What Are the Risk Factors for Bone Metastases?" "Bone Metastasis: How
Are Bone Metastases Diagnosed?" "Bone Metastasis: Systemic
Treatments," "Bone Metastasis: Local Treatments," "Bone Metastasis:
Pain Medications for Bone Metastases," "Bone Metastasis: What
Happens After Treatment of Bone Metastases?"
American Academy of Orthopaedic Surgeons: "Metastatic Bone Disease."
National Cancer Institute: "Metastatic Cancer," "Surgery Helps Relieve
Spinal Cord Compression Caused by Metastatic Cancer," "Radiation
Therapy for Cancer."
Medline Plus: "Spinal Tumor."
American Academy of Family Physicians: "Bisphosphonates: Safety and
Efficacy in the Treatment and Prevention of Osteoporosis."
PubMed Health: "Osteoporosis."
National Osteoporosis Foundation: "Concerns About Bisphosphonates."

Reviewed by Laura J. Martin, MD on March 07, 2017

This tool does not provide medical advice. See additional information.

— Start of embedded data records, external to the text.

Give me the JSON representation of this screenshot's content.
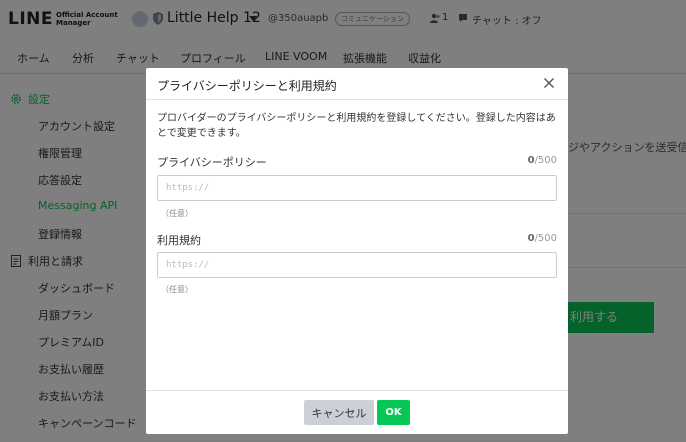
{
  "header": {
    "logo_main": "LINE",
    "logo_sub_line1": "Official Account",
    "logo_sub_line2": "Manager",
    "account_name": "Little Help 12",
    "account_id": "@350auapb",
    "plan_badge": "コミュニケーション",
    "friends_count": "1",
    "chat_status": "チャット : オフ"
  },
  "nav": {
    "items": [
      {
        "label": "ホーム"
      },
      {
        "label": "分析"
      },
      {
        "label": "チャット"
      },
      {
        "label": "プロフィール"
      },
      {
        "label": "LINE VOOM"
      },
      {
        "label": "拡張機能"
      },
      {
        "label": "収益化"
      }
    ]
  },
  "sidebar": {
    "settings_label": "設定",
    "settings_items": [
      {
        "label": "アカウント設定"
      },
      {
        "label": "権限管理"
      },
      {
        "label": "応答設定"
      },
      {
        "label": "Messaging API"
      },
      {
        "label": "登録情報"
      }
    ],
    "billing_label": "利用と請求",
    "billing_items": [
      {
        "label": "ダッシュボード"
      },
      {
        "label": "月額プラン"
      },
      {
        "label": "プレミアムID"
      },
      {
        "label": "お支払い履歴"
      },
      {
        "label": "お支払い方法"
      },
      {
        "label": "キャンペーンコード"
      }
    ]
  },
  "background": {
    "partial_text": "ジやアクションを送受信",
    "partial_button": "利用する"
  },
  "modal": {
    "title": "プライバシーポリシーと利用規約",
    "description": "プロバイダーのプライバシーポリシーと利用規約を登録してください。登録した内容はあとで変更できます。",
    "privacy": {
      "label": "プライバシーポリシー",
      "count": "0",
      "max": "/500",
      "placeholder": "https://",
      "hint": "（任意）"
    },
    "terms": {
      "label": "利用規約",
      "count": "0",
      "max": "/500",
      "placeholder": "https://",
      "hint": "（任意）"
    },
    "cancel_label": "キャンセル",
    "ok_label": "OK"
  },
  "colors": {
    "accent": "#06c755",
    "overlay": "rgba(0,0,0,0.5)"
  }
}
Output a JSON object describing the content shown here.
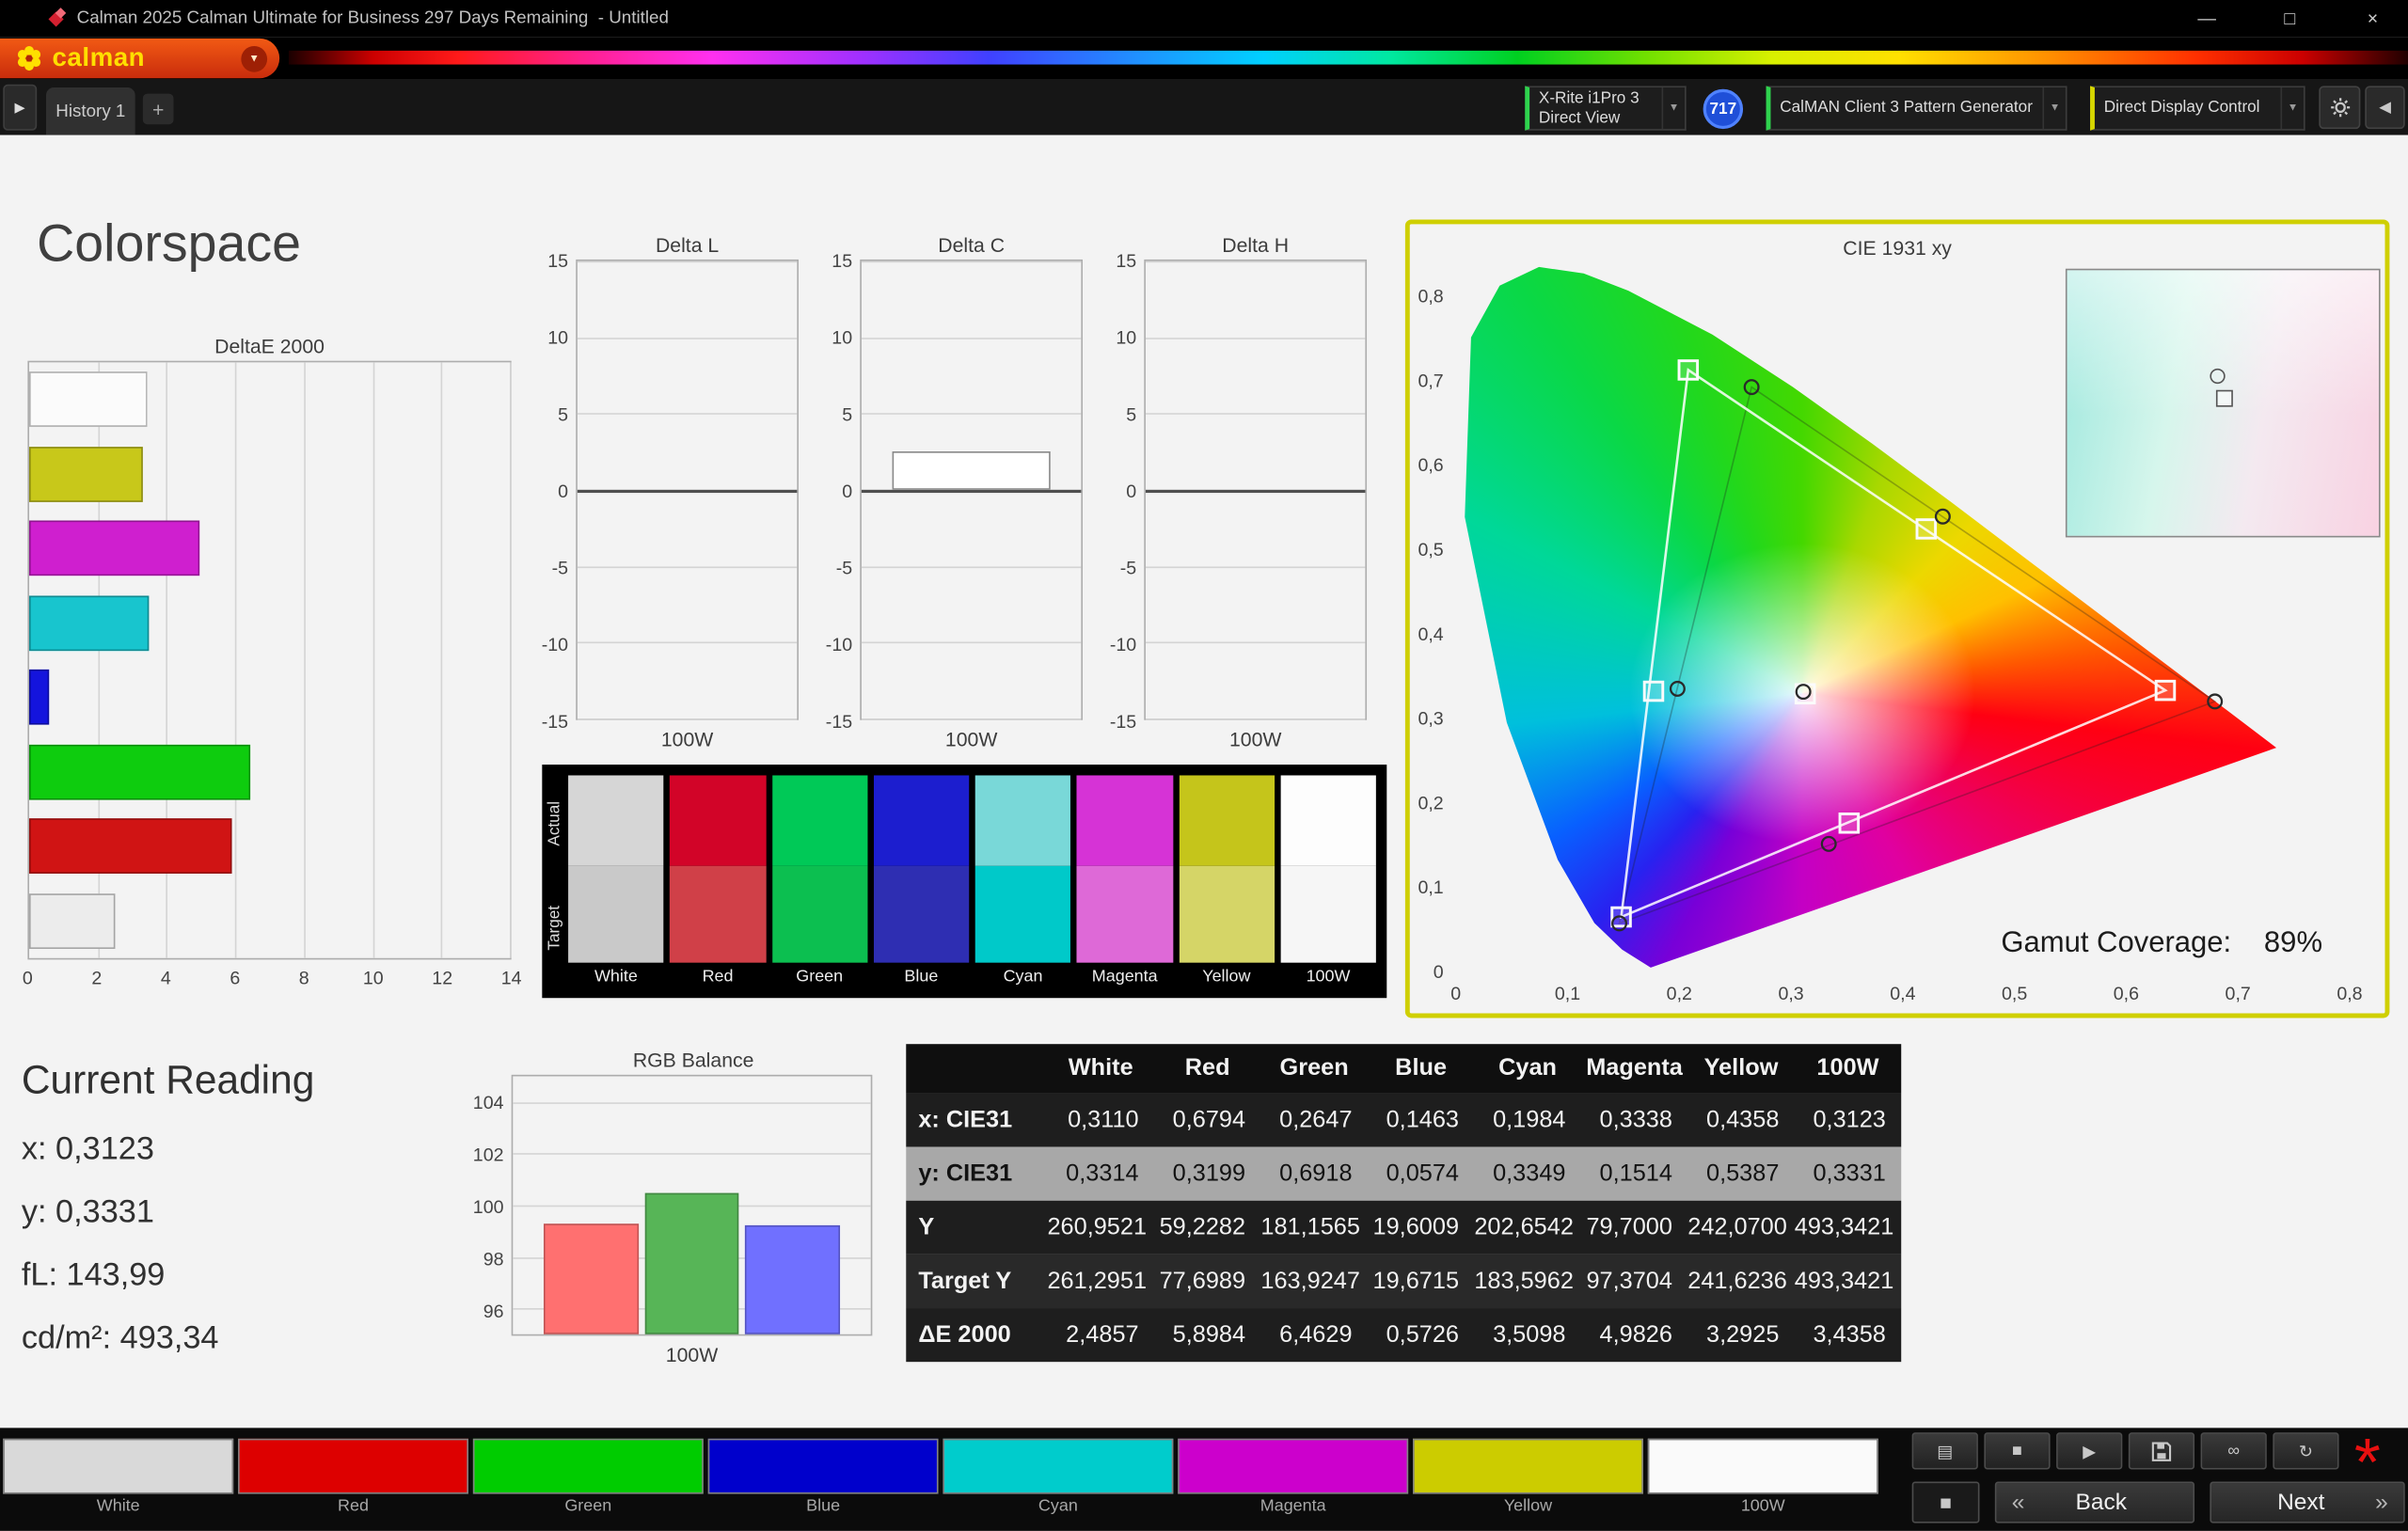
{
  "window": {
    "title": "Calman 2025 Calman Ultimate for Business 297 Days Remaining  - Untitled"
  },
  "brand": {
    "logo_text": "calman"
  },
  "tab_bar": {
    "tab": "History 1",
    "add": "+"
  },
  "toolbar": {
    "meter_line1": "X-Rite i1Pro 3",
    "meter_line2": "Direct View",
    "badge": "717",
    "pattern_gen": "CalMAN Client 3 Pattern Generator",
    "display_ctrl": "Direct Display Control"
  },
  "page_title": "Colorspace",
  "current_reading": {
    "title": "Current Reading",
    "x": "x: 0,3123",
    "y": "y: 0,3331",
    "fl": "fL: 143,99",
    "cdm2": "cd/m²: 493,34"
  },
  "swatch_panel": {
    "row_labels": [
      "Actual",
      "Target"
    ],
    "swatches": [
      {
        "label": "White",
        "actual": "#d6d6d6",
        "target": "#c9c9c9"
      },
      {
        "label": "Red",
        "actual": "#d20428",
        "target": "#d04048"
      },
      {
        "label": "Green",
        "actual": "#00c957",
        "target": "#0cbf50"
      },
      {
        "label": "Blue",
        "actual": "#1c1ecf",
        "target": "#2e2eb2"
      },
      {
        "label": "Cyan",
        "actual": "#79d8d8",
        "target": "#00c9c9"
      },
      {
        "label": "Magenta",
        "actual": "#d633d6",
        "target": "#de69d7"
      },
      {
        "label": "Yellow",
        "actual": "#c5c51b",
        "target": "#d5d567"
      },
      {
        "label": "100W",
        "actual": "#fdfdfd",
        "target": "#f6f6f6"
      }
    ]
  },
  "bottom_bar": {
    "patterns": [
      {
        "label": "White",
        "color": "#d9d9d9"
      },
      {
        "label": "Red",
        "color": "#dd0000"
      },
      {
        "label": "Green",
        "color": "#00cc00"
      },
      {
        "label": "Blue",
        "color": "#0000cc"
      },
      {
        "label": "Cyan",
        "color": "#00cccc"
      },
      {
        "label": "Magenta",
        "color": "#cc00cc"
      },
      {
        "label": "Yellow",
        "color": "#cccc00"
      },
      {
        "label": "100W",
        "color": "#fafafa"
      }
    ],
    "back": "Back",
    "next": "Next"
  },
  "icons": {
    "minimize": "—",
    "maximize": "□",
    "close": "×",
    "dropdown_caret": "▼",
    "logo_caret": "▼",
    "expand": "▶",
    "collapse": "◀",
    "stop": "■",
    "play": "▶",
    "continuous": "∞",
    "refresh": "↻",
    "pattern_window": "▤",
    "display_square": "■",
    "back_chevron": "«",
    "next_chevron": "»",
    "asterisk": "*"
  },
  "chart_data": [
    {
      "id": "deltae2000",
      "type": "bar",
      "title": "DeltaE 2000",
      "orientation": "horizontal",
      "xlim": [
        0,
        14
      ],
      "xticks": [
        0,
        2,
        4,
        6,
        8,
        10,
        12,
        14
      ],
      "bars": [
        {
          "name": "100W",
          "value": 3.4358,
          "color": "#fbfbfb"
        },
        {
          "name": "Yellow",
          "value": 3.2925,
          "color": "#c8c81a"
        },
        {
          "name": "Magenta",
          "value": 4.9826,
          "color": "#cf1fcf"
        },
        {
          "name": "Cyan",
          "value": 3.5098,
          "color": "#18c5ce"
        },
        {
          "name": "Blue",
          "value": 0.5726,
          "color": "#1414dd"
        },
        {
          "name": "Green",
          "value": 6.4629,
          "color": "#0ecc0e"
        },
        {
          "name": "Red",
          "value": 5.8984,
          "color": "#d01414"
        },
        {
          "name": "White",
          "value": 2.4857,
          "color": "#ececec"
        }
      ]
    },
    {
      "id": "delta_l",
      "type": "bar",
      "title": "Delta L",
      "ylim": [
        -15,
        15
      ],
      "yticks": [
        15,
        10,
        5,
        0,
        -5,
        -10,
        -15
      ],
      "categories": [
        "100W"
      ],
      "values": [
        0
      ]
    },
    {
      "id": "delta_c",
      "type": "bar",
      "title": "Delta C",
      "ylim": [
        -15,
        15
      ],
      "yticks": [
        15,
        10,
        5,
        0,
        -5,
        -10,
        -15
      ],
      "categories": [
        "100W"
      ],
      "values": [
        2.5
      ]
    },
    {
      "id": "delta_h",
      "type": "bar",
      "title": "Delta H",
      "ylim": [
        -15,
        15
      ],
      "yticks": [
        15,
        10,
        5,
        0,
        -5,
        -10,
        -15
      ],
      "categories": [
        "100W"
      ],
      "values": [
        0
      ]
    },
    {
      "id": "rgb_balance",
      "type": "bar",
      "title": "RGB Balance",
      "ylim": [
        95,
        105
      ],
      "yticks": [
        104,
        102,
        100,
        98,
        96
      ],
      "categories": [
        "Red",
        "Green",
        "Blue"
      ],
      "values": [
        99.3,
        100.5,
        99.2
      ],
      "colors": [
        "#ff7070",
        "#57b557",
        "#7070ff"
      ],
      "xlabel": "100W"
    },
    {
      "id": "cie1931",
      "type": "scatter",
      "title": "CIE 1931 xy",
      "xlim": [
        0,
        0.8
      ],
      "ylim": [
        0,
        0.85
      ],
      "xticks": [
        "0",
        "0,1",
        "0,2",
        "0,3",
        "0,4",
        "0,5",
        "0,6",
        "0,7",
        "0,8"
      ],
      "yticks": [
        "0,8",
        "0,7",
        "0,6",
        "0,5",
        "0,4",
        "0,3",
        "0,2",
        "0,1",
        "0"
      ],
      "gamut_label": "Gamut Coverage:",
      "gamut_value": "89%",
      "measured": [
        {
          "name": "White",
          "x": 0.311,
          "y": 0.3314
        },
        {
          "name": "Red",
          "x": 0.6794,
          "y": 0.3199
        },
        {
          "name": "Green",
          "x": 0.2647,
          "y": 0.6918
        },
        {
          "name": "Blue",
          "x": 0.1463,
          "y": 0.0574
        },
        {
          "name": "Cyan",
          "x": 0.1984,
          "y": 0.3349
        },
        {
          "name": "Magenta",
          "x": 0.3338,
          "y": 0.1514
        },
        {
          "name": "Yellow",
          "x": 0.4358,
          "y": 0.5387
        }
      ],
      "targets": [
        {
          "name": "White",
          "x": 0.3127,
          "y": 0.329
        },
        {
          "name": "Red",
          "x": 0.635,
          "y": 0.333
        },
        {
          "name": "Green",
          "x": 0.208,
          "y": 0.712
        },
        {
          "name": "Blue",
          "x": 0.148,
          "y": 0.065
        },
        {
          "name": "Cyan",
          "x": 0.177,
          "y": 0.332
        },
        {
          "name": "Magenta",
          "x": 0.352,
          "y": 0.176
        },
        {
          "name": "Yellow",
          "x": 0.421,
          "y": 0.524
        }
      ]
    },
    {
      "id": "results_table",
      "type": "table",
      "columns": [
        "",
        "White",
        "Red",
        "Green",
        "Blue",
        "Cyan",
        "Magenta",
        "Yellow",
        "100W"
      ],
      "rows": [
        {
          "label": "x: CIE31",
          "values": [
            "0,3110",
            "0,6794",
            "0,2647",
            "0,1463",
            "0,1984",
            "0,3338",
            "0,4358",
            "0,3123"
          ]
        },
        {
          "label": "y: CIE31",
          "values": [
            "0,3314",
            "0,3199",
            "0,6918",
            "0,0574",
            "0,3349",
            "0,1514",
            "0,5387",
            "0,3331"
          ],
          "highlight": true
        },
        {
          "label": "Y",
          "values": [
            "260,9521",
            "59,2282",
            "181,1565",
            "19,6009",
            "202,6542",
            "79,7000",
            "242,0700",
            "493,3421"
          ]
        },
        {
          "label": "Target Y",
          "values": [
            "261,2951",
            "77,6989",
            "163,9247",
            "19,6715",
            "183,5962",
            "97,3704",
            "241,6236",
            "493,3421"
          ]
        },
        {
          "label": "ΔE 2000",
          "values": [
            "2,4857",
            "5,8984",
            "6,4629",
            "0,5726",
            "3,5098",
            "4,9826",
            "3,2925",
            "3,4358"
          ]
        }
      ]
    }
  ]
}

THIS TOOL DOES NOT PROVIDE MEDICAL ADVICE. It is intended for general informational purposes only and does not address individual circumstances. It is not a substitute for professional medical advice, diagnosis or treatment and should not be relied on to make decisions about your health. Never ignore professional medical advice in seeking treatment because of something you have read on the WebMD Site. If you think you may have a medical emergency, immediately call your doctor or dial 911.